After the election, registered voters who didn't cast a ballot in Milwaukee and Madison, the state's two most Democratic areas, were asked why. One in 10 nonvoters said they were blocked or deterred by the state's ID law, according to a University of Wisconsin study. That meant up to 23,000 people in two counties alone didn't show up at least in part because of the ID requirement – almost the exact same number of voters by which Trump won the state. Up to 45,000 people were prevented from voting statewide. African-Americans, who voted for Clinton over Trump by an 88-to-8 margin, were three times more likely than whites to be kept from the polls. "Thousands, and perhaps tens of thousands, of otherwise eligible people were deterred from voting by the ID law," said University of Wisconsin political scientist Kenneth Mayer.
Perhaps when RoJo looses his day job (soon I hope) he can get a job writing for the Onion.ReplyDelete
RoJo really is quite dumb, as this "secret society" moment illustrates (maybe the GOP is such a society when thet act as they do in Congress).ReplyDelete
Putin isn't the greatest, but fits right in with the international money set. I'm skeptical about Trump's connections to Putin--as if Putin contols everyone going to the bathroom in Russia--though Trump's relationships with Russian unsavory mafiosa dealings is something you'd think the FBI could look into.
When Mobil's Rex Tillerson gets named Secretary of State, guiding our foreign policy in the name of oil, I think bigger forces are at play, rather than simply Trump's promoting beauty pageants, shady real estate deals and money-laundering.
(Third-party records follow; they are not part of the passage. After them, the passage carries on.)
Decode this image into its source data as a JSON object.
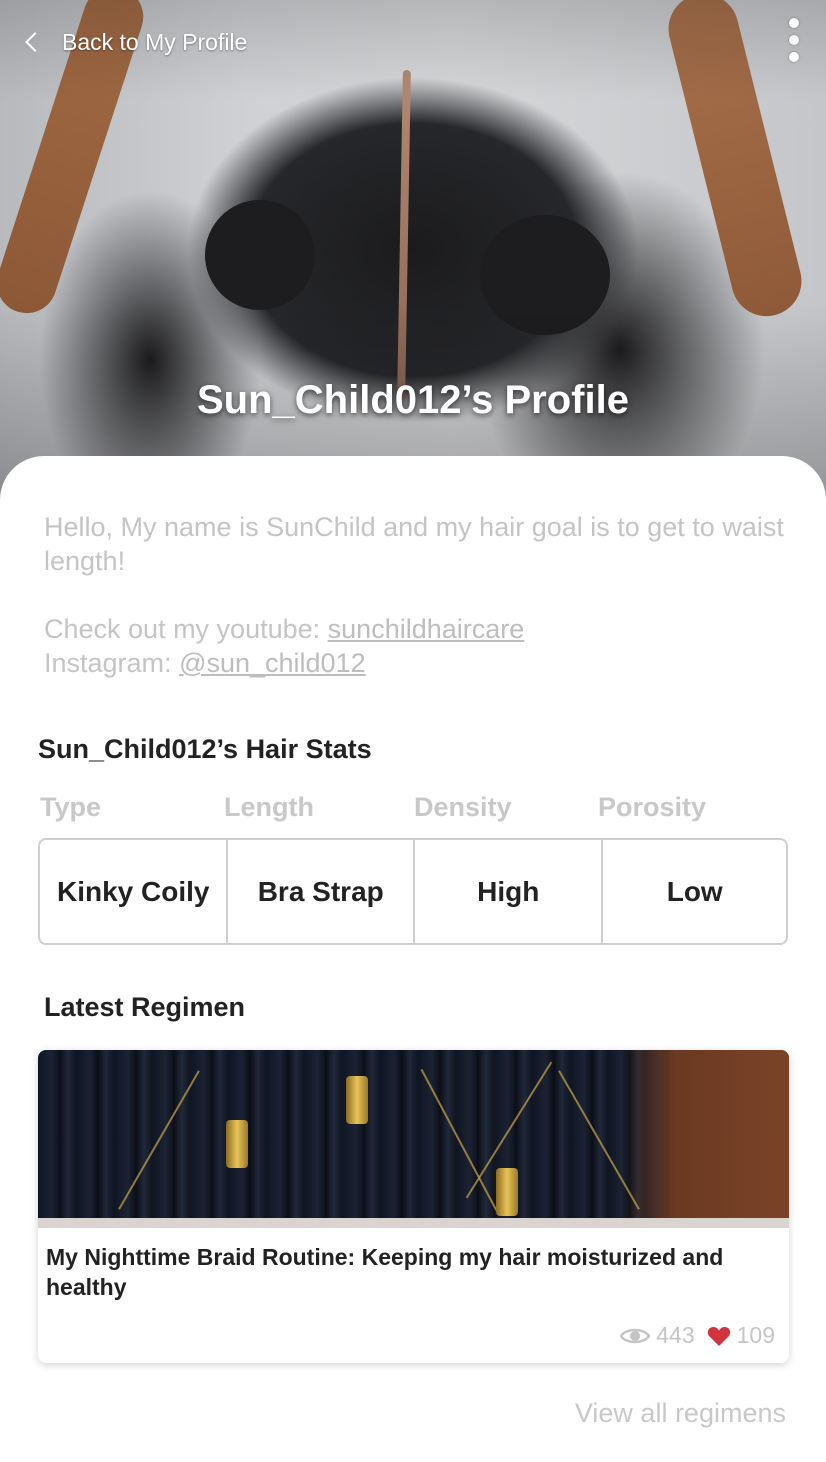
{
  "header": {
    "back_label": "Back to My Profile",
    "title": "Sun_Child012’s Profile"
  },
  "bio": {
    "line1": "Hello, My name is SunChild and my hair goal is to get to waist length!",
    "youtube_prefix": "Check out my youtube: ",
    "youtube_handle": "sunchildhaircare",
    "instagram_prefix": "Instagram: ",
    "instagram_handle": "@sun_child012"
  },
  "stats": {
    "heading": "Sun_Child012’s Hair Stats",
    "labels": [
      "Type",
      "Length",
      "Density",
      "Porosity"
    ],
    "values": [
      "Kinky Coily",
      "Bra Strap",
      "High",
      "Low"
    ]
  },
  "regimen": {
    "heading": "Latest Regimen",
    "card": {
      "title": "My Nighttime Braid Routine: Keeping my hair moisturized and healthy",
      "views": "443",
      "likes": "109",
      "view_icon": "eye-icon",
      "like_icon": "heart-icon",
      "like_color": "#d0343f"
    },
    "view_all_label": "View all regimens"
  },
  "icons": {
    "back": "chevron-left-icon",
    "menu": "kebab-menu-icon"
  }
}
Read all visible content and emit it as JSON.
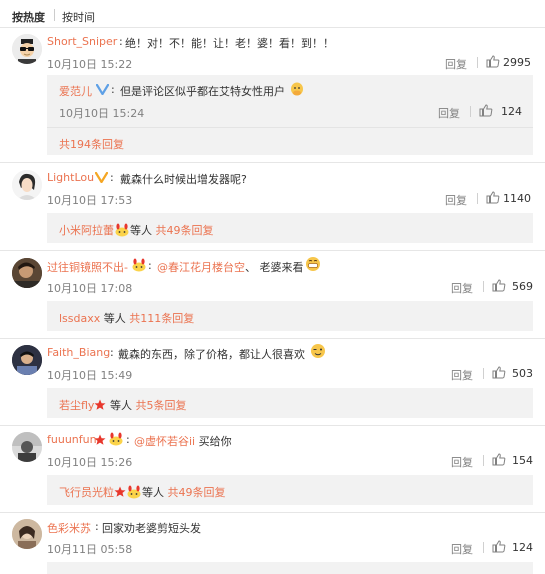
{
  "sort": {
    "hot": "按热度",
    "time": "按时间"
  },
  "colors": {
    "name": "#eb7350",
    "meta": "#808080",
    "text": "#333333",
    "reply_bg": "#f2f2f2",
    "verified": "#f5a623",
    "star": "#e8372c"
  },
  "actions": {
    "reply": "回复"
  },
  "comments": [
    {
      "user": "Short_Sniper",
      "text": "绝！对！不！能！让！老！婆！看！到！！",
      "date": "10月10日 15:22",
      "likes": "2995",
      "sub": {
        "user": "爱范儿",
        "text": "但是评论区似乎都在艾特女性用户",
        "emoji": "blush-emoji",
        "date": "10月10日 15:24",
        "likes": "124"
      },
      "more": "共194条回复"
    },
    {
      "user": "LightLou",
      "text": "戴森什么时候出增发器呢?",
      "date": "10月10日 17:53",
      "likes": "1140",
      "more_name": "小米阿拉蕾",
      "more_emoji": "rabbit-emoji",
      "more_plain": "等人",
      "more": "共49条回复"
    },
    {
      "user": "过往铜镜照不出-",
      "mention": "@春江花月楼台空",
      "text": "、 老婆来看",
      "emoji": "grin-emoji",
      "date": "10月10日 17:08",
      "likes": "569",
      "more_name": "lssdaxx",
      "more_plain": "等人",
      "more": "共111条回复"
    },
    {
      "user": "Faith_Biang",
      "text": "戴森的东西，除了价格，都让人很喜欢",
      "emoji": "wink-emoji",
      "date": "10月10日 15:49",
      "likes": "503",
      "more_name": "若尘fly",
      "more_plain": "等人",
      "more": "共5条回复"
    },
    {
      "user": "fuuunfun",
      "mention": "@虚怀若谷ii",
      "text": "买给你",
      "date": "10月10日 15:26",
      "likes": "154",
      "more_name": "飞行员光粒",
      "more_emoji": "rabbit-emoji",
      "more_plain": "等人",
      "more": "共49条回复"
    },
    {
      "user": "色彩米苏",
      "text": "回家劝老婆剪短头发",
      "date": "10月11日 05:58",
      "likes": "124"
    }
  ]
}
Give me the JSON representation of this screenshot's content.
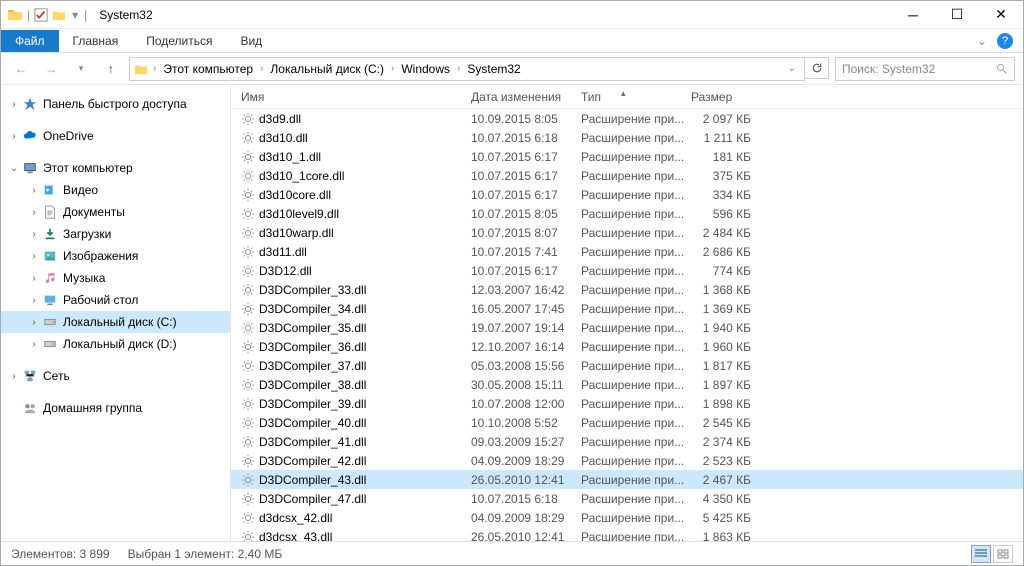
{
  "window": {
    "title": "System32"
  },
  "ribbon": {
    "file": "Файл",
    "tabs": [
      "Главная",
      "Поделиться",
      "Вид"
    ]
  },
  "breadcrumb": [
    "Этот компьютер",
    "Локальный диск (C:)",
    "Windows",
    "System32"
  ],
  "search": {
    "placeholder": "Поиск: System32"
  },
  "nav": {
    "quick": "Панель быстрого доступа",
    "onedrive": "OneDrive",
    "thispc": "Этот компьютер",
    "thispc_items": [
      {
        "label": "Видео",
        "icon": "video"
      },
      {
        "label": "Документы",
        "icon": "doc"
      },
      {
        "label": "Загрузки",
        "icon": "download"
      },
      {
        "label": "Изображения",
        "icon": "image"
      },
      {
        "label": "Музыка",
        "icon": "music"
      },
      {
        "label": "Рабочий стол",
        "icon": "desktop"
      },
      {
        "label": "Локальный диск (C:)",
        "icon": "drive",
        "selected": true
      },
      {
        "label": "Локальный диск (D:)",
        "icon": "drive"
      }
    ],
    "network": "Сеть",
    "homegroup": "Домашняя группа"
  },
  "columns": {
    "name": "Имя",
    "date": "Дата изменения",
    "type": "Тип",
    "size": "Размер"
  },
  "files": [
    {
      "name": "d3d9.dll",
      "date": "10.09.2015 8:05",
      "type": "Расширение при...",
      "size": "2 097 КБ"
    },
    {
      "name": "d3d10.dll",
      "date": "10.07.2015 6:18",
      "type": "Расширение при...",
      "size": "1 211 КБ"
    },
    {
      "name": "d3d10_1.dll",
      "date": "10.07.2015 6:17",
      "type": "Расширение при...",
      "size": "181 КБ"
    },
    {
      "name": "d3d10_1core.dll",
      "date": "10.07.2015 6:17",
      "type": "Расширение при...",
      "size": "375 КБ"
    },
    {
      "name": "d3d10core.dll",
      "date": "10.07.2015 6:17",
      "type": "Расширение при...",
      "size": "334 КБ"
    },
    {
      "name": "d3d10level9.dll",
      "date": "10.07.2015 8:05",
      "type": "Расширение при...",
      "size": "596 КБ"
    },
    {
      "name": "d3d10warp.dll",
      "date": "10.07.2015 8:07",
      "type": "Расширение при...",
      "size": "2 484 КБ"
    },
    {
      "name": "d3d11.dll",
      "date": "10.07.2015 7:41",
      "type": "Расширение при...",
      "size": "2 686 КБ"
    },
    {
      "name": "D3D12.dll",
      "date": "10.07.2015 6:17",
      "type": "Расширение при...",
      "size": "774 КБ"
    },
    {
      "name": "D3DCompiler_33.dll",
      "date": "12.03.2007 16:42",
      "type": "Расширение при...",
      "size": "1 368 КБ"
    },
    {
      "name": "D3DCompiler_34.dll",
      "date": "16.05.2007 17:45",
      "type": "Расширение при...",
      "size": "1 369 КБ"
    },
    {
      "name": "D3DCompiler_35.dll",
      "date": "19.07.2007 19:14",
      "type": "Расширение при...",
      "size": "1 940 КБ"
    },
    {
      "name": "D3DCompiler_36.dll",
      "date": "12.10.2007 16:14",
      "type": "Расширение при...",
      "size": "1 960 КБ"
    },
    {
      "name": "D3DCompiler_37.dll",
      "date": "05.03.2008 15:56",
      "type": "Расширение при...",
      "size": "1 817 КБ"
    },
    {
      "name": "D3DCompiler_38.dll",
      "date": "30.05.2008 15:11",
      "type": "Расширение при...",
      "size": "1 897 КБ"
    },
    {
      "name": "D3DCompiler_39.dll",
      "date": "10.07.2008 12:00",
      "type": "Расширение при...",
      "size": "1 898 КБ"
    },
    {
      "name": "D3DCompiler_40.dll",
      "date": "10.10.2008 5:52",
      "type": "Расширение при...",
      "size": "2 545 КБ"
    },
    {
      "name": "D3DCompiler_41.dll",
      "date": "09.03.2009 15:27",
      "type": "Расширение при...",
      "size": "2 374 КБ"
    },
    {
      "name": "D3DCompiler_42.dll",
      "date": "04.09.2009 18:29",
      "type": "Расширение при...",
      "size": "2 523 КБ"
    },
    {
      "name": "D3DCompiler_43.dll",
      "date": "26.05.2010 12:41",
      "type": "Расширение при...",
      "size": "2 467 КБ",
      "selected": true
    },
    {
      "name": "D3DCompiler_47.dll",
      "date": "10.07.2015 6:18",
      "type": "Расширение при...",
      "size": "4 350 КБ"
    },
    {
      "name": "d3dcsx_42.dll",
      "date": "04.09.2009 18:29",
      "type": "Расширение при...",
      "size": "5 425 КБ"
    },
    {
      "name": "d3dcsx_43.dll",
      "date": "26.05.2010 12:41",
      "type": "Расширение при...",
      "size": "1 863 КБ"
    }
  ],
  "status": {
    "count": "Элементов: 3 899",
    "selected": "Выбран 1 элемент: 2,40 МБ"
  }
}
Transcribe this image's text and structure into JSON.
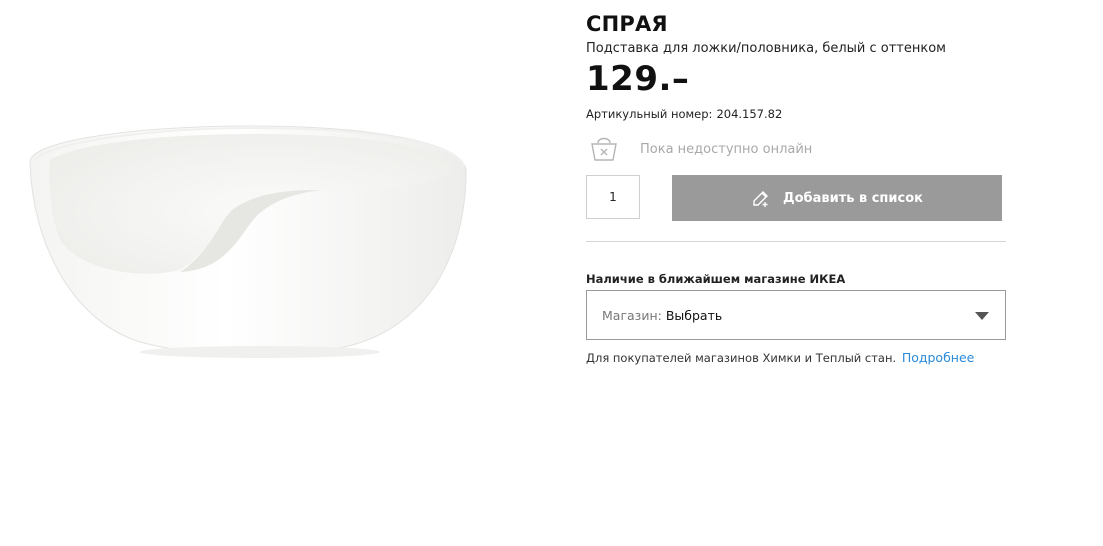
{
  "product": {
    "name": "СПРАЯ",
    "description": "Подставка для ложки/половника, белый с оттенком",
    "price": "129.–",
    "article_label": "Артикульный номер:",
    "article_number": "204.157.82",
    "image_icon": "spoon-rest-bowl-image"
  },
  "availability": {
    "icon": "basket-icon",
    "online_status": "Пока недоступно онлайн"
  },
  "purchase": {
    "quantity": "1",
    "add_list_label": "Добавить в список",
    "add_list_icon": "pencil-icon"
  },
  "store": {
    "heading": "Наличие в ближайшем магазине ИКЕА",
    "select_label": "Магазин:",
    "select_value": "Выбрать",
    "note": "Для покупателей магазинов Химки и Теплый стан.",
    "more_link": "Подробнее",
    "link_color": "#2a8adb"
  },
  "colors": {
    "button_bg": "#9a9a9a",
    "muted_text": "#a8a8a8"
  }
}
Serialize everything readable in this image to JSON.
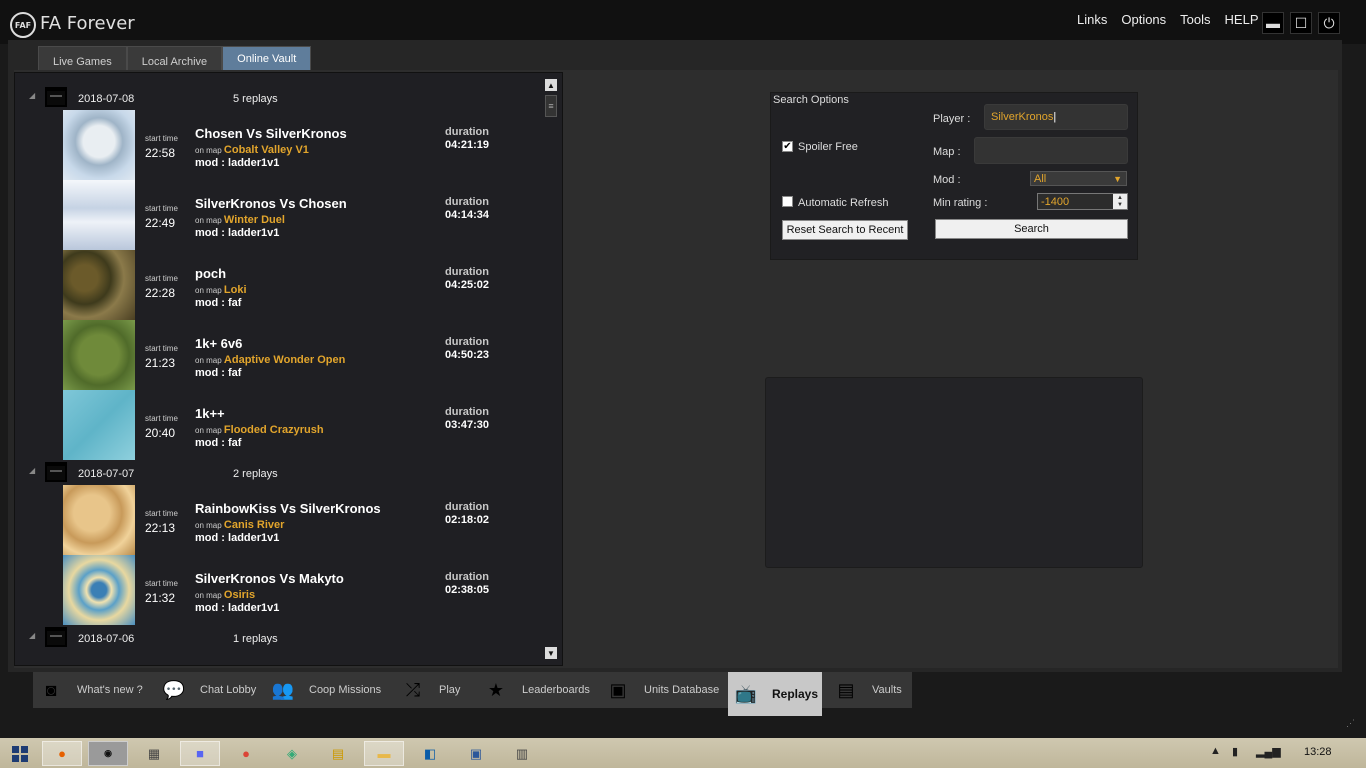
{
  "app": {
    "title": "FA Forever",
    "logo_text": "FAF"
  },
  "top_menu": [
    "Links",
    "Options",
    "Tools",
    "HELP"
  ],
  "window_controls": {
    "minimize": "▬",
    "maximize": "☐",
    "power": "⏻"
  },
  "tabs": [
    {
      "label": "Live Games",
      "active": false
    },
    {
      "label": "Local Archive",
      "active": false
    },
    {
      "label": "Online Vault",
      "active": true
    }
  ],
  "replay_list": {
    "start_time_label": "start time",
    "on_map_label": "on map",
    "mod_label": "mod :",
    "duration_label": "duration",
    "days": [
      {
        "date": "2018-07-08",
        "count": "5 replays",
        "games": [
          {
            "title": "Chosen Vs SilverKronos",
            "start": "22:58",
            "map": "Cobalt Valley V1",
            "mod": "ladder1v1",
            "duration": "04:21:19",
            "thumb": "snow-icy"
          },
          {
            "title": "SilverKronos Vs Chosen",
            "start": "22:49",
            "map": "Winter Duel",
            "mod": "ladder1v1",
            "duration": "04:14:34",
            "thumb": "snow"
          },
          {
            "title": "poch",
            "start": "22:28",
            "map": "Loki",
            "mod": "faf",
            "duration": "04:25:02",
            "thumb": "canyon"
          },
          {
            "title": "1k+ 6v6",
            "start": "21:23",
            "map": "Adaptive Wonder Open",
            "mod": "faf",
            "duration": "04:50:23",
            "thumb": "grass"
          },
          {
            "title": "1k++",
            "start": "20:40",
            "map": "Flooded Crazyrush",
            "mod": "faf",
            "duration": "03:47:30",
            "thumb": "water"
          }
        ]
      },
      {
        "date": "2018-07-07",
        "count": "2 replays",
        "games": [
          {
            "title": "RainbowKiss Vs SilverKronos",
            "start": "22:13",
            "map": "Canis River",
            "mod": "ladder1v1",
            "duration": "02:18:02",
            "thumb": "desert"
          },
          {
            "title": "SilverKronos Vs Makyto",
            "start": "21:32",
            "map": "Osiris",
            "mod": "ladder1v1",
            "duration": "02:38:05",
            "thumb": "island"
          }
        ]
      },
      {
        "date": "2018-07-06",
        "count": "1 replays",
        "games": []
      }
    ]
  },
  "search": {
    "title": "Search Options",
    "player_label": "Player :",
    "player_value": "SilverKronos",
    "spoiler_label": "Spoiler Free",
    "spoiler_checked": "✔",
    "map_label": "Map :",
    "map_value": "",
    "mod_label": "Mod :",
    "mod_value": "All",
    "auto_refresh_label": "Automatic Refresh",
    "min_rating_label": "Min rating :",
    "min_rating_value": "-1400",
    "reset_button": "Reset Search to Recent",
    "search_button": "Search"
  },
  "bottom_nav": [
    {
      "label": "What's new ?",
      "icon": "rss-icon",
      "glyph": "◙"
    },
    {
      "label": "Chat Lobby",
      "icon": "chat-icon",
      "glyph": "💬"
    },
    {
      "label": "Coop Missions",
      "icon": "users-icon",
      "glyph": "👥"
    },
    {
      "label": "Play",
      "icon": "shuffle-icon",
      "glyph": "⤮"
    },
    {
      "label": "Leaderboards",
      "icon": "medal-icon",
      "glyph": "★"
    },
    {
      "label": "Units Database",
      "icon": "twitch-icon",
      "glyph": "▣"
    },
    {
      "label": "Replays",
      "icon": "tv-icon",
      "glyph": "📺",
      "active": true
    },
    {
      "label": "Vaults",
      "icon": "file-icon",
      "glyph": "▤"
    }
  ],
  "taskbar": {
    "clock": "13:28"
  },
  "colors": {
    "accent_orange": "#e2a52c",
    "active_tab": "#5f7d9b"
  }
}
When the Koch-led fracking peaked, we had gas costing around $2 here, but that boom has passed, and thus we get Tillerson to run our oil-obsessed foreign policy, as well as devoting so much of our Fed tax revenues to the military.